WORK TO COMPLETE:
In the material below, find each line with the word "game" and list it.

DATA FOR THE TASK:
++++++++++++++++++++
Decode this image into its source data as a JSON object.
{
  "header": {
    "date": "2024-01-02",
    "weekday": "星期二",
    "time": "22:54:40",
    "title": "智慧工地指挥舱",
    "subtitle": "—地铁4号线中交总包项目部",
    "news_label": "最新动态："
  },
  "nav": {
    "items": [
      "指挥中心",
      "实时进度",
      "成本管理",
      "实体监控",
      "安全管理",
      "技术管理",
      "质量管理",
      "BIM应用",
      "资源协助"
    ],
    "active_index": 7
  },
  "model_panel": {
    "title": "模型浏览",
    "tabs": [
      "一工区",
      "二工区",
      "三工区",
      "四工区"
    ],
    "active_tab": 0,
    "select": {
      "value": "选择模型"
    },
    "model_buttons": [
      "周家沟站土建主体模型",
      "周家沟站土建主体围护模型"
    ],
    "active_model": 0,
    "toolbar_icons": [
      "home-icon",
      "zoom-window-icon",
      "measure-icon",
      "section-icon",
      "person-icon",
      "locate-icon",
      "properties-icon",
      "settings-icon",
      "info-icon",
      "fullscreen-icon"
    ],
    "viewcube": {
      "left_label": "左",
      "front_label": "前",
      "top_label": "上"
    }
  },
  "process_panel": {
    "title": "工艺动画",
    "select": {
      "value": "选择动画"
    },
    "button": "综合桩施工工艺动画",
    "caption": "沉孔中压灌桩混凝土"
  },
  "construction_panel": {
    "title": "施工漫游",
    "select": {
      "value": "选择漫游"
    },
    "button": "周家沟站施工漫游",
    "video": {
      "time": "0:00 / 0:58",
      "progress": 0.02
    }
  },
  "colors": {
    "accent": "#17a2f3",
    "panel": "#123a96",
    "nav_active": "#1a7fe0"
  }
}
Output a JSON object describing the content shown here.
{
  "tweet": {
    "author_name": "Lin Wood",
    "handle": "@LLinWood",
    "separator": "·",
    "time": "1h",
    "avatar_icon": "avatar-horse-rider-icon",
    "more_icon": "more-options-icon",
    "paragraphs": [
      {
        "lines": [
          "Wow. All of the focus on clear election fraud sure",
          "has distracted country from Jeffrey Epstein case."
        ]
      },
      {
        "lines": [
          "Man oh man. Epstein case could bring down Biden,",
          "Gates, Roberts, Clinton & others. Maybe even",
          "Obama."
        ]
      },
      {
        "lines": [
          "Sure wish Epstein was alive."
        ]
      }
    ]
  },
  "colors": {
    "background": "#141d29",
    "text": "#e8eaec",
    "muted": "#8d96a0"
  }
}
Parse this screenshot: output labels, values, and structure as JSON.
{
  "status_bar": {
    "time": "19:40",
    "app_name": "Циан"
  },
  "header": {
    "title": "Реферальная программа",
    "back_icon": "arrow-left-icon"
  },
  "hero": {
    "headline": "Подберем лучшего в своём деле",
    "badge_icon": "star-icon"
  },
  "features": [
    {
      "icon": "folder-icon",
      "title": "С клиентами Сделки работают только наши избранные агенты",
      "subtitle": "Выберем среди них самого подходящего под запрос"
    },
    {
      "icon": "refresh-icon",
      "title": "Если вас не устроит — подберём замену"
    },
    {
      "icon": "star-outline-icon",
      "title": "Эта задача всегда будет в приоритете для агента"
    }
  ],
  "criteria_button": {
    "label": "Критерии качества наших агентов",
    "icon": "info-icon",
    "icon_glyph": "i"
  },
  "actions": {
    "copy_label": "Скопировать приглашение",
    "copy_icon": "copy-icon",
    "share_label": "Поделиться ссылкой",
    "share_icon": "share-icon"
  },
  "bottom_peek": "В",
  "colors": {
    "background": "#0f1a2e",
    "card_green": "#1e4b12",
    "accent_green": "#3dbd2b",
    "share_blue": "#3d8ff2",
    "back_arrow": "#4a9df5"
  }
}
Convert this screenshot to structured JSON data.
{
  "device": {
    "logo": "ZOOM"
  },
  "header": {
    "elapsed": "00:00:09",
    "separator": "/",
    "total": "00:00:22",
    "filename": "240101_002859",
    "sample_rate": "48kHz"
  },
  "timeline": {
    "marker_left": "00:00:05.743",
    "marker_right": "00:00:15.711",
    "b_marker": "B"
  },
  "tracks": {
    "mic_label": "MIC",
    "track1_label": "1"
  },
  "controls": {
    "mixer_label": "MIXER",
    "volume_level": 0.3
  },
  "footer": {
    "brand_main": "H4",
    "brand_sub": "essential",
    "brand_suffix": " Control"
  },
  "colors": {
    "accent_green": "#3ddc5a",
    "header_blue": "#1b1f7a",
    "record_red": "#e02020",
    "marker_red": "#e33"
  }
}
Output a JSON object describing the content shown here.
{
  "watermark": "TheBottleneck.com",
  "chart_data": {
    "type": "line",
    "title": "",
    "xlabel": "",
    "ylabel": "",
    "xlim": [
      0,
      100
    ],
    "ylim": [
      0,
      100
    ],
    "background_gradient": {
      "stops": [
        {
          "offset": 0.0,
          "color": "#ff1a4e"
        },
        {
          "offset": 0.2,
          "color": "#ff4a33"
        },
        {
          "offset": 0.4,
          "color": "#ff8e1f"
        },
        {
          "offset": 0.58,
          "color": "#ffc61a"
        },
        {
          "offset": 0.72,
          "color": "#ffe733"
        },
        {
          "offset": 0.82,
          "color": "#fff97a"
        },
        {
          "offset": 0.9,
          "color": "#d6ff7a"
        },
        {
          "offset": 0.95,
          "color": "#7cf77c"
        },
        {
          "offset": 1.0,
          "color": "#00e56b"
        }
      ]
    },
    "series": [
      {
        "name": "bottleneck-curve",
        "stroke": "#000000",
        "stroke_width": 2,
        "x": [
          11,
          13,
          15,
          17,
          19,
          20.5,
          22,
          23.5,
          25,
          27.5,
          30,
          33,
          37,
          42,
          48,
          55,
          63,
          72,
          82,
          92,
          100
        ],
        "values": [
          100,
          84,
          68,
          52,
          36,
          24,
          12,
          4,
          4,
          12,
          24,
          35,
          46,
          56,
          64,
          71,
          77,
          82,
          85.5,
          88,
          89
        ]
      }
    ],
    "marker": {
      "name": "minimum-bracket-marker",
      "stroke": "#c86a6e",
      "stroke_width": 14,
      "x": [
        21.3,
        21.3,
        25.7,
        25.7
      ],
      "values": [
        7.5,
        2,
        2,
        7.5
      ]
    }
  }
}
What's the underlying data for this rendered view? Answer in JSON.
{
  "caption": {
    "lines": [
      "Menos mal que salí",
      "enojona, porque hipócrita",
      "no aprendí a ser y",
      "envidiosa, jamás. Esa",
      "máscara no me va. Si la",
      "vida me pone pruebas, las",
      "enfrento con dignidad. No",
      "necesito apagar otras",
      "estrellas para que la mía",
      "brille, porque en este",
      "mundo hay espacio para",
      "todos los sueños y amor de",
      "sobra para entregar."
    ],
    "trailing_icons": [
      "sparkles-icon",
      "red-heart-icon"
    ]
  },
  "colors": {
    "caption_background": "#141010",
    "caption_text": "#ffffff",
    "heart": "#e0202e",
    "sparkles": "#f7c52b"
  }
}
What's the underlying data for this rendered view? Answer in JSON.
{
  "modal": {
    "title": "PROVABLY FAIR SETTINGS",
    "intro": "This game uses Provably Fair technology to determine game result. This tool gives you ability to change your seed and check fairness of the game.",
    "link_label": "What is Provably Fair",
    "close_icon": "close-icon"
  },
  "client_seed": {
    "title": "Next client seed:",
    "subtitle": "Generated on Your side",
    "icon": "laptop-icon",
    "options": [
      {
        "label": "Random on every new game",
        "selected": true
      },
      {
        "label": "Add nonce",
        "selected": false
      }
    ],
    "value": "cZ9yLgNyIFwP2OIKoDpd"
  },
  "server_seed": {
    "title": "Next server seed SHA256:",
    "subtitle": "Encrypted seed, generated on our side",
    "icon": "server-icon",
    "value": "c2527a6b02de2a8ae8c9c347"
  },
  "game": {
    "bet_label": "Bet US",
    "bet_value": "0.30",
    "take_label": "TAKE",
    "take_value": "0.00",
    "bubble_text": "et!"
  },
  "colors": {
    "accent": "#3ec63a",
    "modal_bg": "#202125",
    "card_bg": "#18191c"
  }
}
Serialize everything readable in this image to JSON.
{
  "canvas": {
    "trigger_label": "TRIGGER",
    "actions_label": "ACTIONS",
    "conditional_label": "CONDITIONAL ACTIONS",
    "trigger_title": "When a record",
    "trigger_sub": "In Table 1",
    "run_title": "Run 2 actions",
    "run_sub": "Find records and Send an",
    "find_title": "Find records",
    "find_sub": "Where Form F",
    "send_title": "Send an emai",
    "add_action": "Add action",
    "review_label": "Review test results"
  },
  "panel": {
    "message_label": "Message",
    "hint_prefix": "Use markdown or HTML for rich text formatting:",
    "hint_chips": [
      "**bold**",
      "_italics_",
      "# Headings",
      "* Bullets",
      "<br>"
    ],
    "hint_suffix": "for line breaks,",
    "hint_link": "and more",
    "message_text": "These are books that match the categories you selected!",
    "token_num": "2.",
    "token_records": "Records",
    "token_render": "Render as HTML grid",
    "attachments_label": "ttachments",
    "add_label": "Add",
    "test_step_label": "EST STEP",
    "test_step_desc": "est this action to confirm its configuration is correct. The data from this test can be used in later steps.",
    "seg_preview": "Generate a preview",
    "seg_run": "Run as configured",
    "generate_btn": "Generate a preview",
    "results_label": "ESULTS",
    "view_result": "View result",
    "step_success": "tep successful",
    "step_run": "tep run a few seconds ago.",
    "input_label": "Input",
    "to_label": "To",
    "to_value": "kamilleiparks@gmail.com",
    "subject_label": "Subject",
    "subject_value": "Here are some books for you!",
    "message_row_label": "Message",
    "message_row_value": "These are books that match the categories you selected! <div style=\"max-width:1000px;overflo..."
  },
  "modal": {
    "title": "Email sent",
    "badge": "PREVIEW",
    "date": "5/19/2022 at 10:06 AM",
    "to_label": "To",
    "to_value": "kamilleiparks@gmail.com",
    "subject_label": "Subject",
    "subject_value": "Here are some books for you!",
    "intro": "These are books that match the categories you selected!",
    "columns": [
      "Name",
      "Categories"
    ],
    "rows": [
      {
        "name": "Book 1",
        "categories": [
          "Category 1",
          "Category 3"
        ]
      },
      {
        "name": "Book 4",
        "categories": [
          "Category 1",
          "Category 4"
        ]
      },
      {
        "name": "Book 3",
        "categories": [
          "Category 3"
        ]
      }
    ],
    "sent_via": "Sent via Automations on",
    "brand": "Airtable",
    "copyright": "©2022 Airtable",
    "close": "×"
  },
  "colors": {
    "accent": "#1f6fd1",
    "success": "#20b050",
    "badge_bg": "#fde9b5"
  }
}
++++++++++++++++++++
SOLUTION FOR THIS TASK:
    "intro": "This game uses Provably Fair technology to determine game result. This tool gives you ability to change your seed and check fairness of the game.",
        "label": "Random on every new game",
  "game": {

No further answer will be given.